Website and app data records
==========

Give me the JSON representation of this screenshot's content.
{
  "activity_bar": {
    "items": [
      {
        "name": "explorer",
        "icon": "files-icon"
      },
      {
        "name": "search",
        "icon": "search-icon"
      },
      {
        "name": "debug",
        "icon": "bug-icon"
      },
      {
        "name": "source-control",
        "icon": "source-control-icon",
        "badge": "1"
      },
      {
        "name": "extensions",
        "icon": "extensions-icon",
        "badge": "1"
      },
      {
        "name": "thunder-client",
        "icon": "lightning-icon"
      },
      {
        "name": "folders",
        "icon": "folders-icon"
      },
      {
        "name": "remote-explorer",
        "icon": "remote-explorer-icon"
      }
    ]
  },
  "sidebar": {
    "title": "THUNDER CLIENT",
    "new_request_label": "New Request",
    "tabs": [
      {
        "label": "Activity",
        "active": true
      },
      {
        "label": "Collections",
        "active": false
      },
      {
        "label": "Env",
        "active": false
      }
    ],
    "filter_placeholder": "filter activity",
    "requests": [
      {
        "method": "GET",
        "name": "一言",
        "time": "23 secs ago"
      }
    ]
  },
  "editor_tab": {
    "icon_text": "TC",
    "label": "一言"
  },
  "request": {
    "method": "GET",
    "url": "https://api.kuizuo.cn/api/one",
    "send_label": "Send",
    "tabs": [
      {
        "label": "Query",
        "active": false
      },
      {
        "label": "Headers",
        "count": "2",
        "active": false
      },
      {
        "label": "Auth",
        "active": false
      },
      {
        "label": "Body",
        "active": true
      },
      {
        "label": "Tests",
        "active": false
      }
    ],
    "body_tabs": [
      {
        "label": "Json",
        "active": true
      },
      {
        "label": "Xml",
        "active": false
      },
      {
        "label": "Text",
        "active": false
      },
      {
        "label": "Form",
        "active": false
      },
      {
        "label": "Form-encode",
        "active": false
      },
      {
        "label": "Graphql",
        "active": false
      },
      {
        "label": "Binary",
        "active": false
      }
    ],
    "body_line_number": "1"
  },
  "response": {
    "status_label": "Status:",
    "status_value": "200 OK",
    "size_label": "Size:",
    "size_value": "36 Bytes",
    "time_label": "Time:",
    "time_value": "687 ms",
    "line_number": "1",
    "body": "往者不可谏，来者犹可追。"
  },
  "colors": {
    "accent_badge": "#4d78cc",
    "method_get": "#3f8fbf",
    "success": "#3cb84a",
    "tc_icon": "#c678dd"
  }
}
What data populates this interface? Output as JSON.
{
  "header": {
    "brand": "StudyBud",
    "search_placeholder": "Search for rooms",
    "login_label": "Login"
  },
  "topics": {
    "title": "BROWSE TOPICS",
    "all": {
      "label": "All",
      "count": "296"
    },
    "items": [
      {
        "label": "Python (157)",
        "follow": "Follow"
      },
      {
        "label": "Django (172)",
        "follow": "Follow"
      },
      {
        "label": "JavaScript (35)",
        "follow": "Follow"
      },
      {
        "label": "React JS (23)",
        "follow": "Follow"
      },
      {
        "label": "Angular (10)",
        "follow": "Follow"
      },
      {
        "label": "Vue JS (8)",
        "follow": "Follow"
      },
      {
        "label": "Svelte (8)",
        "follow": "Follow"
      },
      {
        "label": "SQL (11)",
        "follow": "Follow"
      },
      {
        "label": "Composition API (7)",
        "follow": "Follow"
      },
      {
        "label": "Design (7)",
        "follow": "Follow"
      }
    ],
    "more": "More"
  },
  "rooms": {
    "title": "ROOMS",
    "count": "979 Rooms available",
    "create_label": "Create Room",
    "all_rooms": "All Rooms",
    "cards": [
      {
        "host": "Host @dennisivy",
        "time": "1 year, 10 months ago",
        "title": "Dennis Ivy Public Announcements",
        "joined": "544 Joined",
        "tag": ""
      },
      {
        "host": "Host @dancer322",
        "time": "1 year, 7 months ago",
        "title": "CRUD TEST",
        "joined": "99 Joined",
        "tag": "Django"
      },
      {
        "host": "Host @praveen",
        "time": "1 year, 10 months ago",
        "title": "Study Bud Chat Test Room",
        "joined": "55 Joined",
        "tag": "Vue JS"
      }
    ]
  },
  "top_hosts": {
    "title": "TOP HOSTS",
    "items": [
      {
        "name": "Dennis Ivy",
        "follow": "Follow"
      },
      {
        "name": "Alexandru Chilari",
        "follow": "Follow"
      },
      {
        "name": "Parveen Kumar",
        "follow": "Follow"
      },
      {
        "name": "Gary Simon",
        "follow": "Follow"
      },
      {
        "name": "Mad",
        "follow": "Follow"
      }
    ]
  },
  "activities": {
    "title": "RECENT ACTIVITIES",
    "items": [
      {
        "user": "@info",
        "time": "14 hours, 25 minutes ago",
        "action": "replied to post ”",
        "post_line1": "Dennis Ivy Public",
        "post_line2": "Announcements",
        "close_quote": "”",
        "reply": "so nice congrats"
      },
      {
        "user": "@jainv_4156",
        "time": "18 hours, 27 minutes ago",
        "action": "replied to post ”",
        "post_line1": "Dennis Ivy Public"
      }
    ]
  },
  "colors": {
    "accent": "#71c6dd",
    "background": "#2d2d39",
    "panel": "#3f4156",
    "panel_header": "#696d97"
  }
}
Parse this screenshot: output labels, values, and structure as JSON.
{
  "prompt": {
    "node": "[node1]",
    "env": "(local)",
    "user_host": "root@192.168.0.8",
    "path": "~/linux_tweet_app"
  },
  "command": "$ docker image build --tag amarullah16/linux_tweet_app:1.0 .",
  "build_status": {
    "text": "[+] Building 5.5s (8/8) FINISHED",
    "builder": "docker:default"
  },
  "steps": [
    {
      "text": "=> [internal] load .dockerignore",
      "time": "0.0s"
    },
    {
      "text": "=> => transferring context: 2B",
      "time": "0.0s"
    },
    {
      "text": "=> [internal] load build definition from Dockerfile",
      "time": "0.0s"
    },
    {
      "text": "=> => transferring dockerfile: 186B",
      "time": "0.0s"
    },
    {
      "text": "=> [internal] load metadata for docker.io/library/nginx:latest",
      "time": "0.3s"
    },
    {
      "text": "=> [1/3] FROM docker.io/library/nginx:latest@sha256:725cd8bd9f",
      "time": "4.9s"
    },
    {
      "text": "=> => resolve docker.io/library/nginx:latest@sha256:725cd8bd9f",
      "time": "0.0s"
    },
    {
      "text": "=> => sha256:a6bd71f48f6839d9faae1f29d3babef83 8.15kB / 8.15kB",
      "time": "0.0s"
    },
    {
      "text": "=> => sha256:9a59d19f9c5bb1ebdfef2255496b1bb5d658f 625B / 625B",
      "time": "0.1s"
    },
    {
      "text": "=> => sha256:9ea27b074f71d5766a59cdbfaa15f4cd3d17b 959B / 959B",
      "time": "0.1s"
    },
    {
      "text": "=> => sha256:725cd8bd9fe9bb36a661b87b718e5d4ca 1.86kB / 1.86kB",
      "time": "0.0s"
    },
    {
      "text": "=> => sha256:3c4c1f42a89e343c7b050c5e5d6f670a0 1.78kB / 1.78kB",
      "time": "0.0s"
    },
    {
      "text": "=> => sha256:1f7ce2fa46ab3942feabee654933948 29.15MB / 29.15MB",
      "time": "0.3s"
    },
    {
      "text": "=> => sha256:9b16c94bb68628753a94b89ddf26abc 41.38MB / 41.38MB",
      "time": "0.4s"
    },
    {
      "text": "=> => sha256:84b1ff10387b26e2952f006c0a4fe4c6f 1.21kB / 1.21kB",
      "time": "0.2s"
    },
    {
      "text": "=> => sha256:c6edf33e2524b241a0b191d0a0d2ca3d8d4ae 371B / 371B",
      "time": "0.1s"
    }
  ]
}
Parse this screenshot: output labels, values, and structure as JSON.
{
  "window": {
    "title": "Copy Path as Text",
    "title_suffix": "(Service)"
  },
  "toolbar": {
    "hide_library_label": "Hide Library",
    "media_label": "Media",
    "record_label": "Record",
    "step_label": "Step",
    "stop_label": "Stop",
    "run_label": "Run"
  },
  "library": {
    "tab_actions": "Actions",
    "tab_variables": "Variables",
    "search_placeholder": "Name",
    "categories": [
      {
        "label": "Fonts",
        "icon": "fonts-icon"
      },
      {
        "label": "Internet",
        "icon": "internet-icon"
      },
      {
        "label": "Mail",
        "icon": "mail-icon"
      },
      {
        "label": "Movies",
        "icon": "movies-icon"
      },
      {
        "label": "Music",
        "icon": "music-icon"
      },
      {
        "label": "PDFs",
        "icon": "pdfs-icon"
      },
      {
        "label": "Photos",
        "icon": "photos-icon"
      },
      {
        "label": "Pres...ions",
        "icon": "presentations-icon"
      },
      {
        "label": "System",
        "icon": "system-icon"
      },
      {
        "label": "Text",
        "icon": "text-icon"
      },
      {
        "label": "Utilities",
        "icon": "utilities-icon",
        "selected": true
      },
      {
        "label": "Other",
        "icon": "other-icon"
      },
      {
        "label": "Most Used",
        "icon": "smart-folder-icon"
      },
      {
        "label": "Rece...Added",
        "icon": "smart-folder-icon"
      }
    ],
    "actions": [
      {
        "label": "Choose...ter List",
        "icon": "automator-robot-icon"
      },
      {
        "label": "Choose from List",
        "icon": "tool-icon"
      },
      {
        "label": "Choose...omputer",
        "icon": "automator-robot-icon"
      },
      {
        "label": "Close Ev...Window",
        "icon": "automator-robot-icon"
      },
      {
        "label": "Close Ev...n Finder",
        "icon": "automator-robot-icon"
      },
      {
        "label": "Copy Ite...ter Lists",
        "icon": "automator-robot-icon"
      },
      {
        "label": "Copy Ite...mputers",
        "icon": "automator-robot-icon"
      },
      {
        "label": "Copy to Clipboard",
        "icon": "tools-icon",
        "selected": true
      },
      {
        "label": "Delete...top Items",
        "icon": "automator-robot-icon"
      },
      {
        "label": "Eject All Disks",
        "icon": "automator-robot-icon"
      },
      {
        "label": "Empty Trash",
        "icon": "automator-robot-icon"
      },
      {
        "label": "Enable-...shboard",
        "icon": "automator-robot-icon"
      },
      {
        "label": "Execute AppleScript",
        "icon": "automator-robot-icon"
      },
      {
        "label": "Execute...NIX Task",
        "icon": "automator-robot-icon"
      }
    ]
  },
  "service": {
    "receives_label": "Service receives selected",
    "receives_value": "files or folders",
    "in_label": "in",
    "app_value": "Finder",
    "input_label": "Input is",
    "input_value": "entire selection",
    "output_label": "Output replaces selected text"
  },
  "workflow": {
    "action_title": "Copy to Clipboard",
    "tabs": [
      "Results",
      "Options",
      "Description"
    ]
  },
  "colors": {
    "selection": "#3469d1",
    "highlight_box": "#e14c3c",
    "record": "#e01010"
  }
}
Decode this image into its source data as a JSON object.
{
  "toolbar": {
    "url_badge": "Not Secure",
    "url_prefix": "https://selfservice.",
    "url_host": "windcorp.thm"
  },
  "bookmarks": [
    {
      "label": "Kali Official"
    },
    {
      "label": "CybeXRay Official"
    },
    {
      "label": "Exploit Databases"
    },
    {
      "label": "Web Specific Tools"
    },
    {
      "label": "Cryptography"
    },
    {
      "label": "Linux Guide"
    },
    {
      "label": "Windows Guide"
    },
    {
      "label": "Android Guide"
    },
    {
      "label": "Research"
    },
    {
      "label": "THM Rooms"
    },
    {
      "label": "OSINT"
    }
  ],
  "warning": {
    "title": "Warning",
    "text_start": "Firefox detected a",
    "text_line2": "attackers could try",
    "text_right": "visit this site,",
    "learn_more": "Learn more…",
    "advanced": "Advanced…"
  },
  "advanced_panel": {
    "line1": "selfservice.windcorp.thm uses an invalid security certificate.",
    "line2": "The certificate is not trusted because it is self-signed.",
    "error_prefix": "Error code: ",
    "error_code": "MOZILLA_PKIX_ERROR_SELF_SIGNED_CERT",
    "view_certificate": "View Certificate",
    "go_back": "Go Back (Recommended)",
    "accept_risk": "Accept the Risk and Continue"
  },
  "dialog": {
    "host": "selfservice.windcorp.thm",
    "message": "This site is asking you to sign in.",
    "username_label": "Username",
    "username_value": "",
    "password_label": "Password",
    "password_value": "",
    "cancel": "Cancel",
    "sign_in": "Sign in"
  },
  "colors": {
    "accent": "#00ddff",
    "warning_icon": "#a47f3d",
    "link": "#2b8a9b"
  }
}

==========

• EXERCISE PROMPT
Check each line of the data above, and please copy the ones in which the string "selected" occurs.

• OUTPUT FOR THIS TASK
        "selected": true
        "selected": true
    "receives_label": "Service receives selected",
    "output_label": "Output replaces selected text"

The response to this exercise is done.